Assigned task: All lines in the data below carrying the string "Rate" are to be located and copied.

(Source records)
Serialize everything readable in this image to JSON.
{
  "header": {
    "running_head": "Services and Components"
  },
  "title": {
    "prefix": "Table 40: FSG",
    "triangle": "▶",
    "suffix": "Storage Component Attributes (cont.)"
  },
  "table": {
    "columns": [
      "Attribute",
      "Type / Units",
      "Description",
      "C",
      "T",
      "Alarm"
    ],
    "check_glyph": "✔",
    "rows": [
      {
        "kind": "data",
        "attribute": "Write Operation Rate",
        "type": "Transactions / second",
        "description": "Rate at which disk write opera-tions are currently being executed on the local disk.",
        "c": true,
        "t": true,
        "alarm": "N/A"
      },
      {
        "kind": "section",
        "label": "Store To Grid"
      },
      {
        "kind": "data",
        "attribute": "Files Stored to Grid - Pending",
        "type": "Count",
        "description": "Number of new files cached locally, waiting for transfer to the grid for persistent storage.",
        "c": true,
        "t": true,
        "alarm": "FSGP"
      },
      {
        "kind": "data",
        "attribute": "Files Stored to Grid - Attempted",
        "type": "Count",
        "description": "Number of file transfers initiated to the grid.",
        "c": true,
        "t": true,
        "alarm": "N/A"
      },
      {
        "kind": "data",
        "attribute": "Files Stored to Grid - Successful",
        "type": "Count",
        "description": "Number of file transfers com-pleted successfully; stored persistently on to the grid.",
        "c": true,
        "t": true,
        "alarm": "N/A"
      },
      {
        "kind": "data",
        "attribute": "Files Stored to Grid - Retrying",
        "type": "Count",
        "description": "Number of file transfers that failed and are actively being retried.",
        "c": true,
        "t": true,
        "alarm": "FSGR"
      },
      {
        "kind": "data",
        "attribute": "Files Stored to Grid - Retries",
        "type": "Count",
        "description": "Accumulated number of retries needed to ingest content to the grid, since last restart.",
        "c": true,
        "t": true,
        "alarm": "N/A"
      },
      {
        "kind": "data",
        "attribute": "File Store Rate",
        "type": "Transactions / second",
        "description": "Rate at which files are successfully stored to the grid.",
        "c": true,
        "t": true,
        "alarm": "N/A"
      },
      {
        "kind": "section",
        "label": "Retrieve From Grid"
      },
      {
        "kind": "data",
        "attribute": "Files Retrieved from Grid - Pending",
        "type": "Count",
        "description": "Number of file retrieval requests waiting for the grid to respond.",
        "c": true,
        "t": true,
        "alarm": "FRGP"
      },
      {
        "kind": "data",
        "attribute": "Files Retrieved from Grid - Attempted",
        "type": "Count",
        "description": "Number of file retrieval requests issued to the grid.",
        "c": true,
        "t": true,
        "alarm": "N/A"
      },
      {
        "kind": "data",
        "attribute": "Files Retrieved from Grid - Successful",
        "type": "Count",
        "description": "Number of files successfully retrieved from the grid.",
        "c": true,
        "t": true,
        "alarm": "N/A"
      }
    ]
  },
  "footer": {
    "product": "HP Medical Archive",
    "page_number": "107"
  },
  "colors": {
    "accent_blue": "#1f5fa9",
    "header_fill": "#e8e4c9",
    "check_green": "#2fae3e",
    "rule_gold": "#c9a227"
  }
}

Response to this task:
        "attribute": "Write Operation Rate",
        "description": "Rate at which disk write opera-tions are currently being executed on the local disk.",
        "attribute": "File Store Rate",
        "description": "Rate at which files are successfully stored to the grid.",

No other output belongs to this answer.